Belgium, (Brussels Morning Newspaper) The European Commission has proposed to expand protection of intellectual property for industrial and craft products.
The new protection would apply to products that rely on traditional practices from their respective regions and cover products including Bolesławiec pottery, Donegal tweed, Limoges porcelain and Solingen cutlery, the EC noted in a statement on Wednesday.
The body pointed out that these products enjoy a good reputation, but do not have an EU indication protection to link their origin to quality.
“Drawing on the success of the geographical indication system for wine-spirit drinks and agricultural products, with today’s proposal for a Regulation, the Commission aims to enable producers to protect craft and industrial products associated with their region and their traditional know-how, with effects in Europe and beyond,” the EC noted.
It expressed belief that the move will help consumers to make informed choices and recognise the quality of the products in question, as well as “promote, attract and retain skills and jobs in Europe’s regions, contributing to their economic development.”
European Commissioner for Competition Margrethe Vestager pointed out that “in the crafts and industrial sector, many SMEs have developed and refined manufacturing skills over generations, but lack incentives and resources to project them, especially across borders.”
Thierry Breton, European Commissioner for Internal Market, expressed belief that it is time to protect industrial and craft products in the same way that food and agricultural products are protected.
“Today’s initiative will contribute to the creation of skilled jobs especially for SMEs and to the development of tourism also in the more rural or economically weak areas,” he concluded.
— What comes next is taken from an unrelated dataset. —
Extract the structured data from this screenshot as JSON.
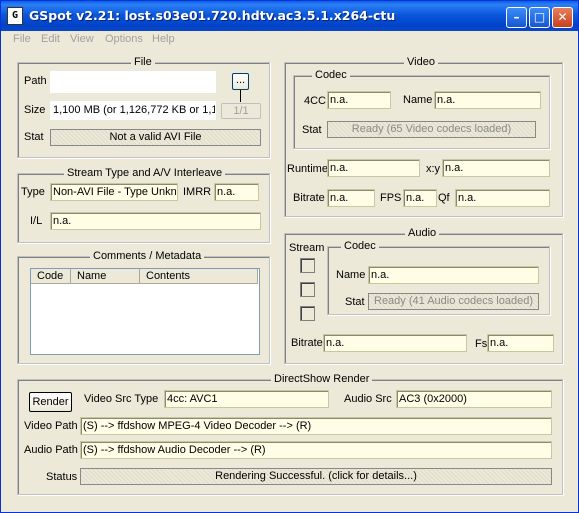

The EC stressed that proposed rules would grant geographical indication protection to industrial and craft products as well as make it easier to take action against fake products.
The move will also establish different application processes, with the Commission pointing out that producers will first apply to national authorities, which will pass successful applications to the EU Intellectual Property Office (EUIPO).
The EC noted that direct application to the EUIPO will be possible as well and concluded that new rules offer the possibility “for producers to self-declare compliance of their products with the product specifications, making the system lighter and less costly.”